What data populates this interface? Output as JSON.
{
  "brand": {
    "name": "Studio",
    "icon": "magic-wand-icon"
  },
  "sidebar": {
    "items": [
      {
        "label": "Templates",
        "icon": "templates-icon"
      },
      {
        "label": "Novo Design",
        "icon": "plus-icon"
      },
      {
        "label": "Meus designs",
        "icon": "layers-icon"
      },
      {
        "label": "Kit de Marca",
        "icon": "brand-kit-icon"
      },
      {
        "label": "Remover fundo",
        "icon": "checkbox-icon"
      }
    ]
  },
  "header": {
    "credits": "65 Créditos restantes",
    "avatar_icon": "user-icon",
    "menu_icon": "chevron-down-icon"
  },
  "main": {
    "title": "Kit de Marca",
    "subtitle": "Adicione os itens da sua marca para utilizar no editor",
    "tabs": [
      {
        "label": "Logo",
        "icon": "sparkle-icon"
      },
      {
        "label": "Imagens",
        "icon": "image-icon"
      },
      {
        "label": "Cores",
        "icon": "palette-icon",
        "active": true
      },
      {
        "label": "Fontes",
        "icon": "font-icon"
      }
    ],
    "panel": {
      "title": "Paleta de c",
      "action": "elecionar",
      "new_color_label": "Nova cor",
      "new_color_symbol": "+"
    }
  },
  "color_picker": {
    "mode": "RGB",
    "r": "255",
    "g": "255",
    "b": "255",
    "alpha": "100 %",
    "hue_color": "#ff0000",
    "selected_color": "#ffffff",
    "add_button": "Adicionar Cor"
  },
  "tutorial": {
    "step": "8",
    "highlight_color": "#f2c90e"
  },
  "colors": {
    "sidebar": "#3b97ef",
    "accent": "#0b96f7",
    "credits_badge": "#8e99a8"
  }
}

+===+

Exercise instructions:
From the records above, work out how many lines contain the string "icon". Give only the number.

Response to this task:
12